Lexie was waiting for me when I got to the entrance to Nehalem State Park and our first yurt. A nice change from the tent we have with us. Now we could change clothes standing up, instead of twisting and turning in our little tent. A heater, too. And, a shower over in the restroom building. We heard the ocean all night long.

Monday, September 04, 2006

Ready to go

Sunday, September 03, 2006

A Little Info

Here's a little info for anyone who's reading this. I've got a link over to the right for those who want to follow via RSS/XML newsfeed. I'm riding a 2005 Trek 520. This is a great bike. I've put 2,500 miles on it since I bought it in the Spring of 2005. It feels like I've already mentioned that.

Here's my itinerary:

Night of Sept. 5 Camp at Fort Stevens State Park
Sept. 6, Fort Stevens to Nehalem Bay State Park – 45 miles
Sept. 7, Nehalem Bay to Cape Lookout State Park – 50 miles
Sept. 8, Cape Lookout to Agate Beach (Newport) – 60 miles
Sept. 9, Agate Beach to Jessie M. Honeyman State Park – 60 miles
Sept. 10, Jessie M. Honeyman to Sunset Bay State Park – 55 miles
Sept. 11, Sunset Bay to Humbug Mountain State Park – 60 miles
Sept. 12, Humbug Mountain to Calif. State border – 55 miles

This is subject to change...of course.

Taking it easy

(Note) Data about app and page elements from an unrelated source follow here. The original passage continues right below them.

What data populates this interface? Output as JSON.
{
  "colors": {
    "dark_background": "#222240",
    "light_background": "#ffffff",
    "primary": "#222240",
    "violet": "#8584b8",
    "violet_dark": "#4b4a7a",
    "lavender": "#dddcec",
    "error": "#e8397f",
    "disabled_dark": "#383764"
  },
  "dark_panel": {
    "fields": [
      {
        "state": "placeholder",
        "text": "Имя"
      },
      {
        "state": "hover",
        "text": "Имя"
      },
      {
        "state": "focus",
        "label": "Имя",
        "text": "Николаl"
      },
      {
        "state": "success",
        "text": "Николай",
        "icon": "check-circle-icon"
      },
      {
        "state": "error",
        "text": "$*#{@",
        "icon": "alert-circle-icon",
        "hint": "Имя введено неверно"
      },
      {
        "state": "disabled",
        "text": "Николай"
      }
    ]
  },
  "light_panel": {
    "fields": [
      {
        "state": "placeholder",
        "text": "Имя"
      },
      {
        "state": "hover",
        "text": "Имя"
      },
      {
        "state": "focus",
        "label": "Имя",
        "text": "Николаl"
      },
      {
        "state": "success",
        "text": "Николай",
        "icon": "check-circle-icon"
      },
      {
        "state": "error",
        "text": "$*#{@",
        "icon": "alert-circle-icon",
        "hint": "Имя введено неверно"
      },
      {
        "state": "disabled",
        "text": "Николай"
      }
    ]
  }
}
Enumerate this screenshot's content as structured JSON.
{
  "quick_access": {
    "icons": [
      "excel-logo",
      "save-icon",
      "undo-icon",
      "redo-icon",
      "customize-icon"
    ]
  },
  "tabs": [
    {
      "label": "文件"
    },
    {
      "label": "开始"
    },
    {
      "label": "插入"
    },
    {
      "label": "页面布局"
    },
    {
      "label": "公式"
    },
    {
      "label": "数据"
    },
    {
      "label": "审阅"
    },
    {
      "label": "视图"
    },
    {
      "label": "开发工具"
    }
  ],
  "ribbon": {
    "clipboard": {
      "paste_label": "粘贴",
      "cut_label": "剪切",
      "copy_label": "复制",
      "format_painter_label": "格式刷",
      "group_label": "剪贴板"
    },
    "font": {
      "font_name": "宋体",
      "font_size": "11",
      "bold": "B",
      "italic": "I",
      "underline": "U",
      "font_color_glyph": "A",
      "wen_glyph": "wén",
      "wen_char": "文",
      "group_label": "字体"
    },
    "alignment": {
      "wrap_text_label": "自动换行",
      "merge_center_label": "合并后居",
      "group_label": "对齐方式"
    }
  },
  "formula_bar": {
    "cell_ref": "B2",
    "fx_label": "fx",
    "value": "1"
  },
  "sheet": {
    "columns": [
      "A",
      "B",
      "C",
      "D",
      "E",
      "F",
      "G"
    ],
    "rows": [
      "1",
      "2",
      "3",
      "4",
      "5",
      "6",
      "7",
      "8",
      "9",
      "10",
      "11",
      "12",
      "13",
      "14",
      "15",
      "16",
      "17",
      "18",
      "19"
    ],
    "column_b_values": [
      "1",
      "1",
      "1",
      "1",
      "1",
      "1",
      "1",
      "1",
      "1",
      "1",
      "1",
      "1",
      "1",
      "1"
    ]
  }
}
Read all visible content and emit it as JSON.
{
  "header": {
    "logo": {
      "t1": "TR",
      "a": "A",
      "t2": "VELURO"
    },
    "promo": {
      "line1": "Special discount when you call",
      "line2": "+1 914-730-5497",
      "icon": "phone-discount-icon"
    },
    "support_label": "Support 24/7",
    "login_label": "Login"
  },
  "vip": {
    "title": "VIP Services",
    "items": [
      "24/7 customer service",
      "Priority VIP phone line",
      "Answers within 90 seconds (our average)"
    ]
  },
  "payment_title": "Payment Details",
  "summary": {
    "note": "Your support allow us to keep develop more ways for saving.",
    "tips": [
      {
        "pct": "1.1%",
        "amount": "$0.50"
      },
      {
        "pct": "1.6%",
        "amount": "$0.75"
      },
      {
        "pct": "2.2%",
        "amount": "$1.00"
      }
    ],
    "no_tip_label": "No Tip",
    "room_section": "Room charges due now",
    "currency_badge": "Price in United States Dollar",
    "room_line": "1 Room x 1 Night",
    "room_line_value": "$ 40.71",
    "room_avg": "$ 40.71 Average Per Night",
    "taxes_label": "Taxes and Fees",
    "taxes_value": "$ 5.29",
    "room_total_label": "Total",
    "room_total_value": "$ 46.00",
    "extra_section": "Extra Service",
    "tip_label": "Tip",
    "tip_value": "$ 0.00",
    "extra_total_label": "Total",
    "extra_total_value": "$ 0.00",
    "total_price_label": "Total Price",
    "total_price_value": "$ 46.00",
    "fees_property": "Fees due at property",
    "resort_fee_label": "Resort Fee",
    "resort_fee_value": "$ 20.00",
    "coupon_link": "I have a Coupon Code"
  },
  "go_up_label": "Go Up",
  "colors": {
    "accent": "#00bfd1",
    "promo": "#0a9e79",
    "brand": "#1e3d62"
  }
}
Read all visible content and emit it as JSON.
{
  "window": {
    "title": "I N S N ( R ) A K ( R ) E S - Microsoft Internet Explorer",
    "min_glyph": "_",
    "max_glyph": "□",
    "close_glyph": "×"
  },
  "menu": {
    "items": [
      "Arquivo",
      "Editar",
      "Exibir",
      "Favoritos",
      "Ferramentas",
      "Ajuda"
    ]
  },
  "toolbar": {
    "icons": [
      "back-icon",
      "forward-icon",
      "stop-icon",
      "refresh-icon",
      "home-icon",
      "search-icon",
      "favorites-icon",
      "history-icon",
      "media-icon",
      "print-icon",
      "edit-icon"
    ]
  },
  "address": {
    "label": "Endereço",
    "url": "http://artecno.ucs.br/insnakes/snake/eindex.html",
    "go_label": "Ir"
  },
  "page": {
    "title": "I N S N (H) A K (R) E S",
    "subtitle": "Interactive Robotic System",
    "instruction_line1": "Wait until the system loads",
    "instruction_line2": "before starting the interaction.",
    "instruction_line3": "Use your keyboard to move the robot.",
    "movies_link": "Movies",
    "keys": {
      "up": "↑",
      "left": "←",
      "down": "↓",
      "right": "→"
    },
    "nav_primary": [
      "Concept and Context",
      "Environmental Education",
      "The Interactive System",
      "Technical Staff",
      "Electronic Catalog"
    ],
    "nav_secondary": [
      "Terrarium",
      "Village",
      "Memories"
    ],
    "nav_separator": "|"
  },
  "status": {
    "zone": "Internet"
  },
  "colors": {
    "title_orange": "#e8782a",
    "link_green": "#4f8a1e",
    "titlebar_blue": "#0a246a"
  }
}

I biked 26 miles yesterday. 1:55. I've decided to take it easy until the trip. I figure that any massive rides now only run the risk of injury or accident. I do want to keep saddle time. I've found that Body Glide seems to help prevent saddle sores. I'll ride 2 hour rides today and tomorrow. Off Tuesday as we drive to Fort Stevens.

Saturday, September 02, 2006

Just Next Week

Yes, my bicycle trip along the Oregon Coast is just next week. I'd love for anyone living along the coast to join me for part of the ride. I find that riding alone for several hours is...well, a bit lonely. Not really lonely, I guess, considering the passing scene. But, well, it would be nice to have someone to talk to.

I had planned to get in more mileage by the time I started this trip. I've been averaging 100 miles a week, with the longest rides being only about 30 miles. In the last couple of weeks, I've actually gone over 30 miles a couple times. It's hard to get time to bike when one has a business.

Weather is something that I've been thinking about. It's been warm here on Fidalgo Island, Washington, nearly all summer long. No rain to speak of. Probably less than one inch in the past 3 months. Now I'm checking the forecasts for Astoria, Newport and Gold Beach. I see that Gold Beach gets hot more often than Astoria and Newport.